So why do it? For one, I get to spend four days trying to break new ground in the mountains I love. The deeper answers are hard to articulate, but I will say this: I've collected an unusual set of skills and capabilities over the years as a hiker, climber, and runner. These mountains in particular have been burned into brain over the last twelve years and I strongly feel that I'm as qualified to do this as anyone has ever been. Simply put, I’m doing this because I want to and because I can.

Tim Seaver tells me that when he broke the record in 2003, he was sure it would be lowered again in short order, but attempts on his time have been few over the last decade. Just this summer, Andrew Thompson managed to trim 51 minutes off Tim's time, lowering the record to three days, fourteen hours, fifty-none minutes. Coincidentally, I feel like I’ve been on a collision course with the Four Thousand Footers record since 2003, I just didn’t know it for most of those years. Since the day I discovered a list of the Four-Thousand Footers in the back of an old copy of the AMC White Mountain Guide, I've been unable to sit still. The mountains got me off my sedentary ass and fundamentally changed me. They put me in control of my own life, and blessed me with new experiences I never would have imagined. This adventure will be another one of those experiences, succeed or fail, in a relationship with the Whites that will continue long after this is over.

The struggle itself toward the heights is enough to fill a man's heart. One must imagine Sisyphus happy. - Albert Camus


  1. Hope you are having a blast right now! Go get it!

  2. Welp, that ended poorly. I DNF'd on the first friggin' day for sequential vomiting. With the weather that followed, it looks like I would've been shut down sooner later anyway. More later.

  3. Looked pretty nasty up there weather-wise. Glad you're OK to live and fight another day.
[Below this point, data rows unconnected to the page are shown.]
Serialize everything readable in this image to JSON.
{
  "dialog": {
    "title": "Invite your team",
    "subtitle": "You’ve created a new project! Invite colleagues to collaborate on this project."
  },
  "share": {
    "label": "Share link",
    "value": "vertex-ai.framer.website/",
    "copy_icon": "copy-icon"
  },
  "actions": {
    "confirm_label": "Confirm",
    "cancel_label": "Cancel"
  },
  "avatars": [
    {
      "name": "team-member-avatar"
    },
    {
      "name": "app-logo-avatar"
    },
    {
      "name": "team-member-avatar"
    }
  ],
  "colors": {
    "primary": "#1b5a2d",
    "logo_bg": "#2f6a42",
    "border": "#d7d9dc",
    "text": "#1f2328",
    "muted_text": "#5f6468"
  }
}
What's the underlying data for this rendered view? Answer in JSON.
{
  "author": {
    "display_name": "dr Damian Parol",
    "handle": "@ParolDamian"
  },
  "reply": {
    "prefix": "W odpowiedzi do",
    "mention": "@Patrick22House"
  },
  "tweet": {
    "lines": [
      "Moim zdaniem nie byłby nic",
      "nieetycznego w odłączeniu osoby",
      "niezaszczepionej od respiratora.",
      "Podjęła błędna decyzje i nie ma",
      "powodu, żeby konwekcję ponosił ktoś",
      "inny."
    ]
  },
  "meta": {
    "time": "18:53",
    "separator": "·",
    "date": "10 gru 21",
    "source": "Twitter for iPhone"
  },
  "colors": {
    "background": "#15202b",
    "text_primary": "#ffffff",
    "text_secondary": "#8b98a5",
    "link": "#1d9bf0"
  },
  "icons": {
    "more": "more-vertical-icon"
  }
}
  4. Too bad to hear about the DNF, but glad you are alright. Sounds like an awesome adventure, that I'm sure you'll revisit soon enough.